**Problem to solve:**
Go through the entries below, count every line with the string "داعم", and answer with only that number.

• • • • • • •

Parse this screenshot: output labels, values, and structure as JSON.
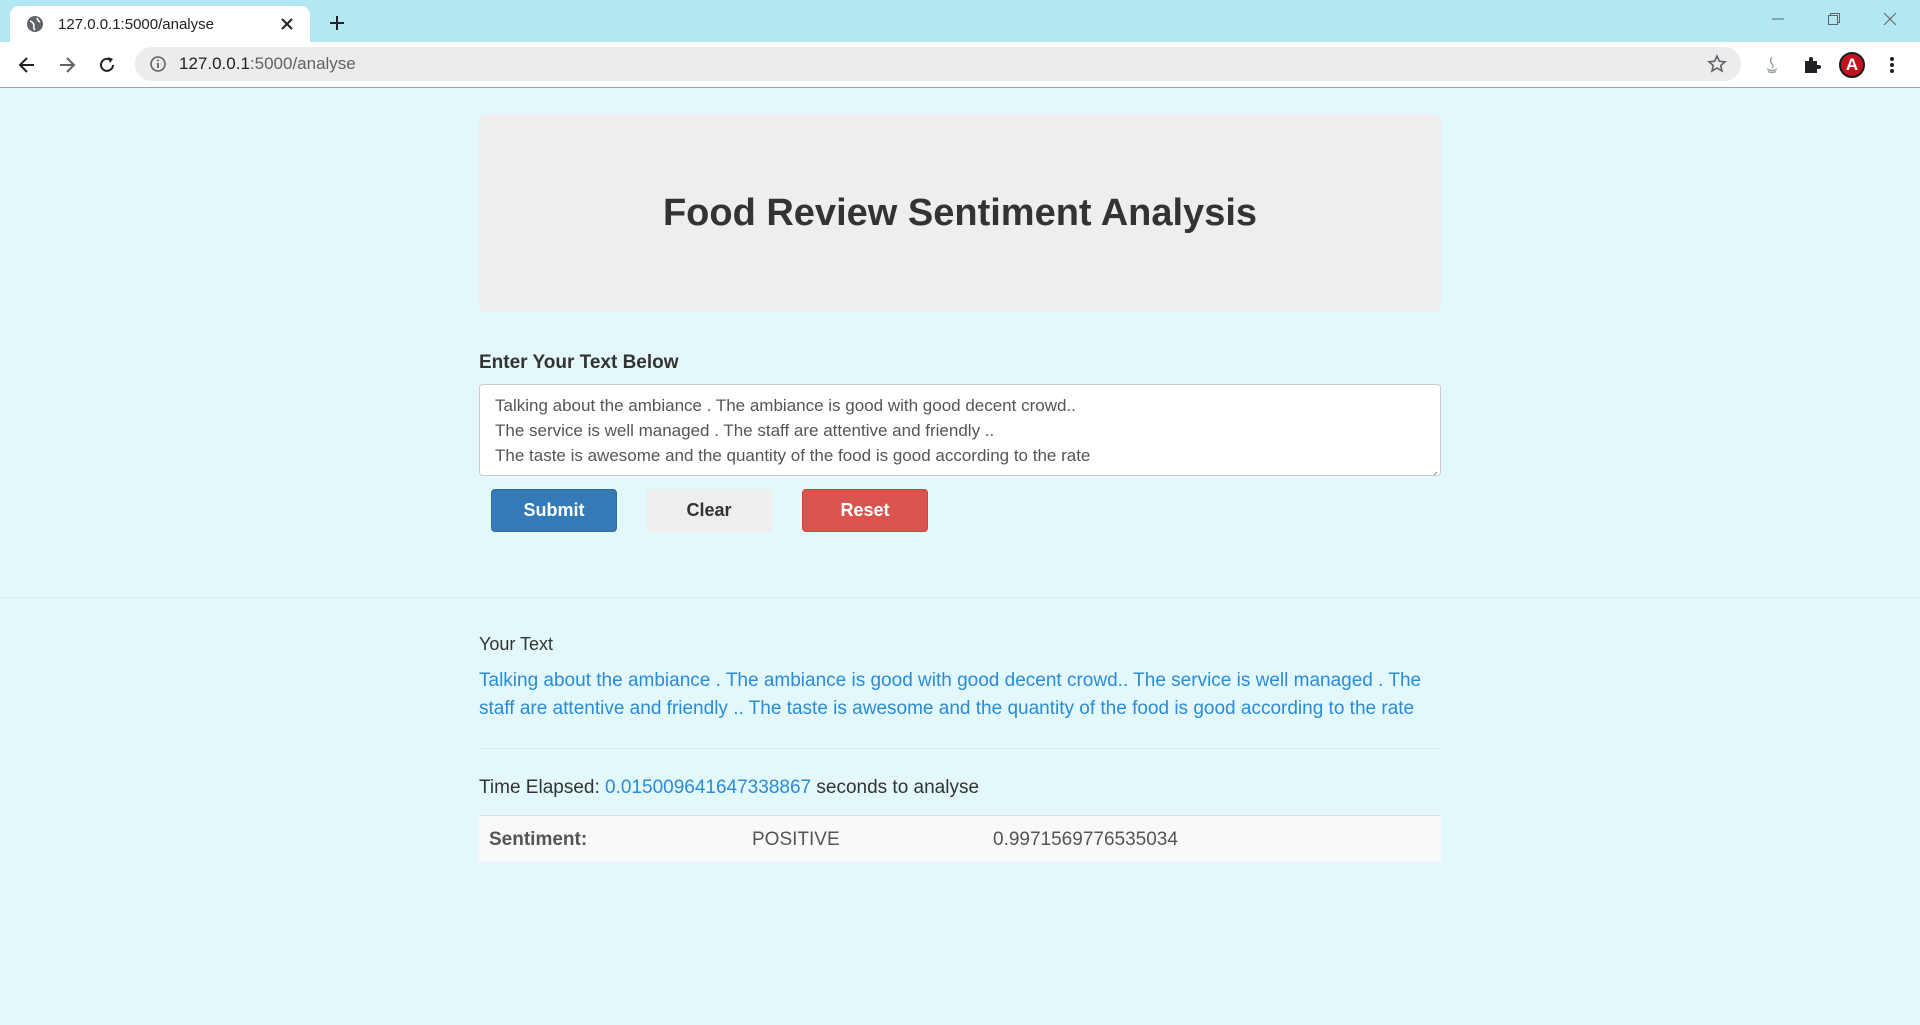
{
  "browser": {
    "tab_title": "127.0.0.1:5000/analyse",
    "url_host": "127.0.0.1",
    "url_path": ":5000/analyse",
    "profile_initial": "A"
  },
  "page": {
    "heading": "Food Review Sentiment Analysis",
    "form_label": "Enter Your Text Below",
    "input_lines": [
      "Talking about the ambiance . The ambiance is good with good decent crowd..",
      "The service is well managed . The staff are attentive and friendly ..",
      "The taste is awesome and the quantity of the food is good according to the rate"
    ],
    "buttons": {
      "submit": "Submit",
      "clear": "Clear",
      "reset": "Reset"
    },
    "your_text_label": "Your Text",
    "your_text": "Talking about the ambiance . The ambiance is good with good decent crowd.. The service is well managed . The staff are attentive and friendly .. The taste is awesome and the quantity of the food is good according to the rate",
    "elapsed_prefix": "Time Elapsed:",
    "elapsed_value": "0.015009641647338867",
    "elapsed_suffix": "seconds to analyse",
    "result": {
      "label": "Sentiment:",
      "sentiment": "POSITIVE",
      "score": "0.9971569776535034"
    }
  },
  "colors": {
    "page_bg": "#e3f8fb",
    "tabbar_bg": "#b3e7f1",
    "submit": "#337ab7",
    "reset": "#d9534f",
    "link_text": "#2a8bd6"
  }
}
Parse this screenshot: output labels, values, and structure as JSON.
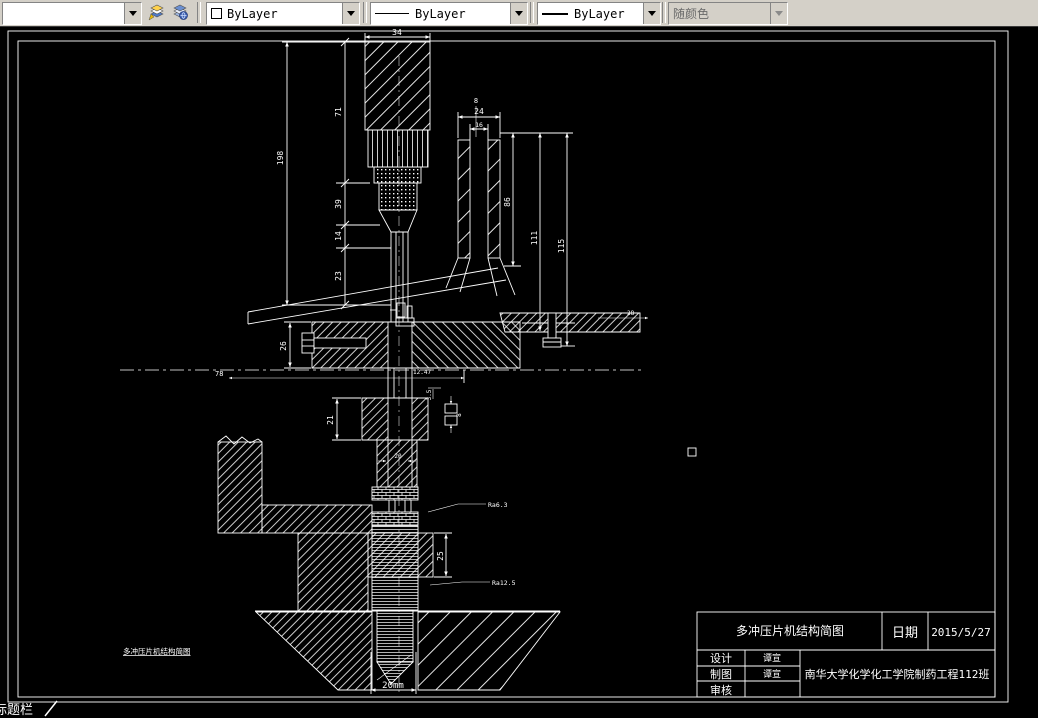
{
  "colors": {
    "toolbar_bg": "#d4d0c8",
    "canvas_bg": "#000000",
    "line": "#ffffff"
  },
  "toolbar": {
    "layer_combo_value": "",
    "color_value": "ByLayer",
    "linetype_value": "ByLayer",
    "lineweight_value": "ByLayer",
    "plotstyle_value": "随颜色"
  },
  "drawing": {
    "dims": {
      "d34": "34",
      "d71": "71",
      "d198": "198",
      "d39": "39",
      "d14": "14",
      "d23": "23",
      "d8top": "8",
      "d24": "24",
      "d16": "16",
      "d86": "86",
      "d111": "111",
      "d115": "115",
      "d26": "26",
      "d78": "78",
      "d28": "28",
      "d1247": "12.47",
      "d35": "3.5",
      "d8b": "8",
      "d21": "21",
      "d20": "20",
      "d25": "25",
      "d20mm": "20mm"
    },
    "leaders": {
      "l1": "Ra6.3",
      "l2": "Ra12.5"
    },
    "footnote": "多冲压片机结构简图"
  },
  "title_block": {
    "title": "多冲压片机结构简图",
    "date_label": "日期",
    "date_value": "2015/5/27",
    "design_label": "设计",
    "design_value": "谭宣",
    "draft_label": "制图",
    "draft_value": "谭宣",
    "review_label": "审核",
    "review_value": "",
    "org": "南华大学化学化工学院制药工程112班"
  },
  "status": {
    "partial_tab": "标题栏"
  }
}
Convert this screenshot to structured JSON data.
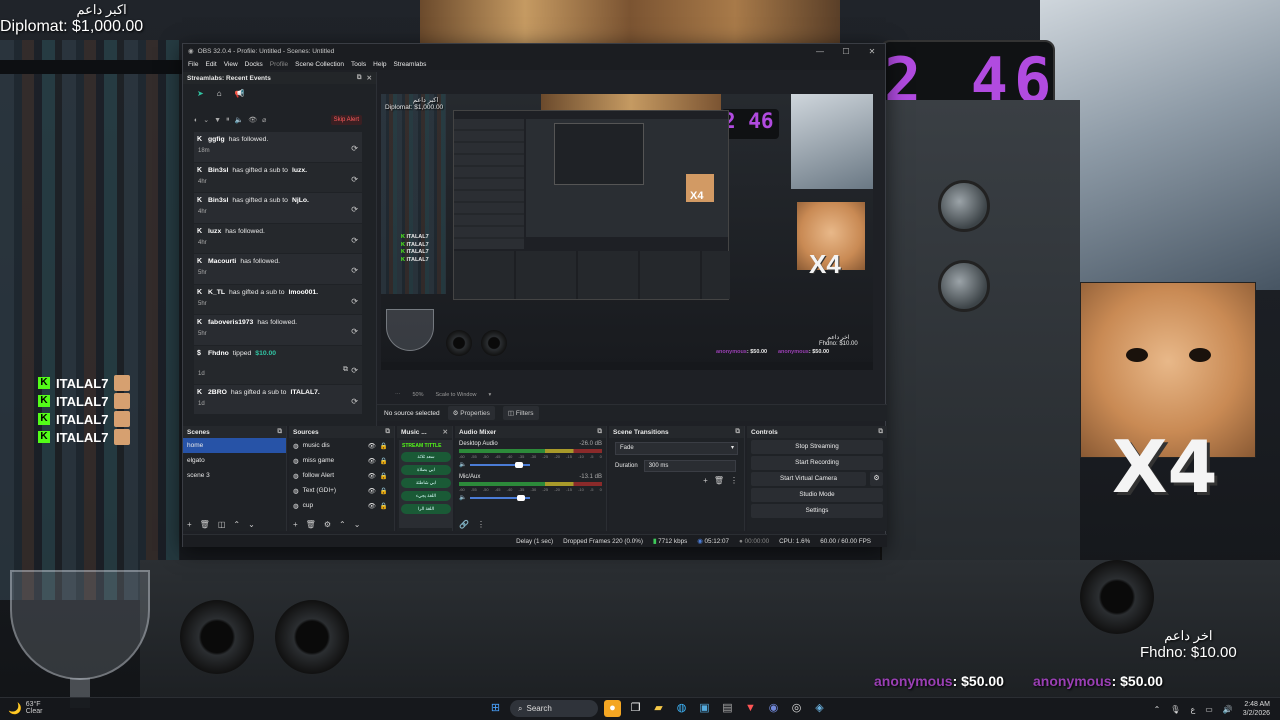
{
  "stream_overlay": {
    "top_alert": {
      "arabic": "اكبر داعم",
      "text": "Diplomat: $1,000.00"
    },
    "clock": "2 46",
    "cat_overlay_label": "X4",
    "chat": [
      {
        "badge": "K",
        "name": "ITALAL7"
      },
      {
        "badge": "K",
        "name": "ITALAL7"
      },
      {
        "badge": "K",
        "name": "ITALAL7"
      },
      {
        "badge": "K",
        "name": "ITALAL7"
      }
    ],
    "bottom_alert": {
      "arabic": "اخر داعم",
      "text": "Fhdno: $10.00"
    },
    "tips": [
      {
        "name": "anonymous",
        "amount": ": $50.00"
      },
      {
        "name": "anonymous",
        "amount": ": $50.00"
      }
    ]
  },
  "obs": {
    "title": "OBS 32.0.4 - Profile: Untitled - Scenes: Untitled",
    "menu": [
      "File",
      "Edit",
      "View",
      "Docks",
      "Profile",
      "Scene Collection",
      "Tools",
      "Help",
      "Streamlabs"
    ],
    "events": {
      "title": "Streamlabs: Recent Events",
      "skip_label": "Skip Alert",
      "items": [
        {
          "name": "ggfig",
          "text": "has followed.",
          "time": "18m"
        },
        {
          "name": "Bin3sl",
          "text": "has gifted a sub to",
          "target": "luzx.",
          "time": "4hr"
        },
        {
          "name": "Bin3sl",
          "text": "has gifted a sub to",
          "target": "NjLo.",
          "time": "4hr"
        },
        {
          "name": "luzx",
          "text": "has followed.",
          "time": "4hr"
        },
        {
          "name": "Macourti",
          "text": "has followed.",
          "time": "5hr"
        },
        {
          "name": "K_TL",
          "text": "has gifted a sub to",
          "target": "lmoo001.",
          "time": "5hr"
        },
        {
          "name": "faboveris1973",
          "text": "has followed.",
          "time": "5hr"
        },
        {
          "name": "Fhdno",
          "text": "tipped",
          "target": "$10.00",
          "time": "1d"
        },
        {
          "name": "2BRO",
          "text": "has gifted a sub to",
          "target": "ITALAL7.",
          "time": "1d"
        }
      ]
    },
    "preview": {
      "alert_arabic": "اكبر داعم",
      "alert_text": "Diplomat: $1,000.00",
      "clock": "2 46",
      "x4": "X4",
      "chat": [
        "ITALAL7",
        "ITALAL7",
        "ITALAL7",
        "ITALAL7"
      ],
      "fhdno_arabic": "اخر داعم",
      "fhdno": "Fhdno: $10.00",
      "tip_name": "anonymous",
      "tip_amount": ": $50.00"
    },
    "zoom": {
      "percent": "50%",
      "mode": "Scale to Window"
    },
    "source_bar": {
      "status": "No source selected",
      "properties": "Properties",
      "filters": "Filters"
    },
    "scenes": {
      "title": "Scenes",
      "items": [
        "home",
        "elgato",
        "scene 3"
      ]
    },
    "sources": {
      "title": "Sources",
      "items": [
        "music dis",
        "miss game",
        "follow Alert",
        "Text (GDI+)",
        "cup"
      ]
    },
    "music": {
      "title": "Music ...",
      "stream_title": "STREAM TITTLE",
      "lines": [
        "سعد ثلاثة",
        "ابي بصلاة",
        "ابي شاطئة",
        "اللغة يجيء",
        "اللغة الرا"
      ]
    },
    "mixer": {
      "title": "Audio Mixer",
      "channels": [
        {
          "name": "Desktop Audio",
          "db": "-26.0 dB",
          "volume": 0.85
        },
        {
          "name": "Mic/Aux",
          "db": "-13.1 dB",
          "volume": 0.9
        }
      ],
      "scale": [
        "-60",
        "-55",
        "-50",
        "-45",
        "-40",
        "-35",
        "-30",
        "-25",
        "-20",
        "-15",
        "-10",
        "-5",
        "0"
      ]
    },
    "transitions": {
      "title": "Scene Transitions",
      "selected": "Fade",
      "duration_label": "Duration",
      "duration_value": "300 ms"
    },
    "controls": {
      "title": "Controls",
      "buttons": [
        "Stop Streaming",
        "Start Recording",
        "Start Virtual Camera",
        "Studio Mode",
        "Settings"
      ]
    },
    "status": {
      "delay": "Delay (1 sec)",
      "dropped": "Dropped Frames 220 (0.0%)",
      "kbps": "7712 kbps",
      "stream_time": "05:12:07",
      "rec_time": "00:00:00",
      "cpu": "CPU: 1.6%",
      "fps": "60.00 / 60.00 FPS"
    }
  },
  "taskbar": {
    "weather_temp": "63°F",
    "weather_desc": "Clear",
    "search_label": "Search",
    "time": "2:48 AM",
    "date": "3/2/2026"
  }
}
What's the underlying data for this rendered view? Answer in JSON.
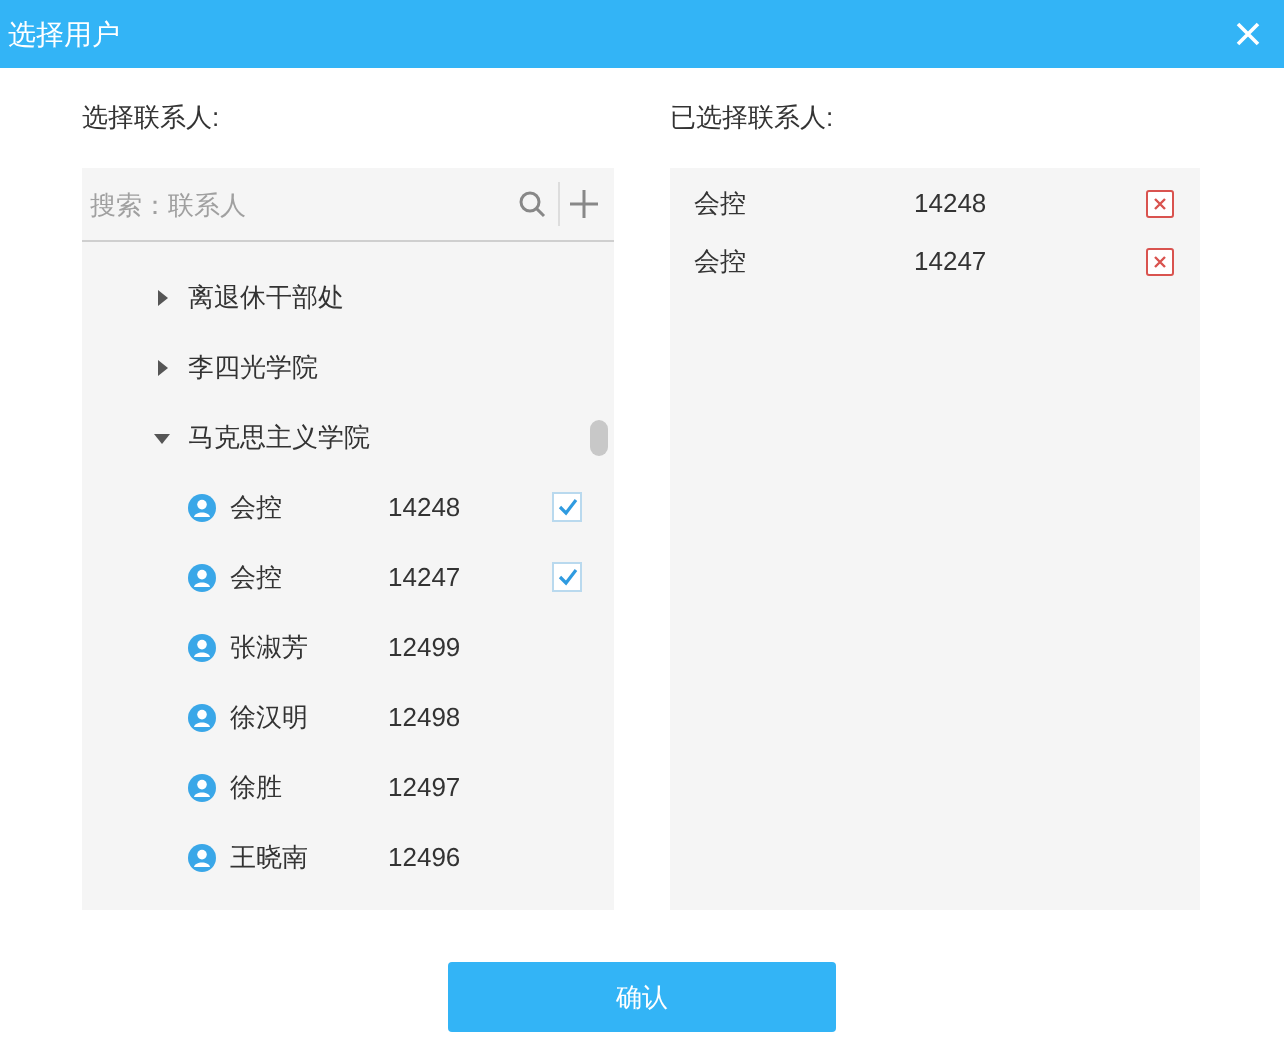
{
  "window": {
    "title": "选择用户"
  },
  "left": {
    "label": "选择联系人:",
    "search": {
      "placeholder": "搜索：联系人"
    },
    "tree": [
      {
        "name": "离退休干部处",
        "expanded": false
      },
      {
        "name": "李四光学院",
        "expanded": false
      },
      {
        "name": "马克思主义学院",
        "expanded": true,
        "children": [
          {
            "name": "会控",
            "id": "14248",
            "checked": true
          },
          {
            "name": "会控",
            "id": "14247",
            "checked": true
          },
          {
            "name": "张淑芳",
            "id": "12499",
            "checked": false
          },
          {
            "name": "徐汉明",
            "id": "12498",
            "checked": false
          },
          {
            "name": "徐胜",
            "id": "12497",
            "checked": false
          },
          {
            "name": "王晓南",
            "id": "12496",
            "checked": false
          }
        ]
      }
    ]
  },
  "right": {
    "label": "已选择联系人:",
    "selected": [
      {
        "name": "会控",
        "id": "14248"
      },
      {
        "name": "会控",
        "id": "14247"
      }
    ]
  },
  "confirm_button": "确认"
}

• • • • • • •

**Exercise output:**
4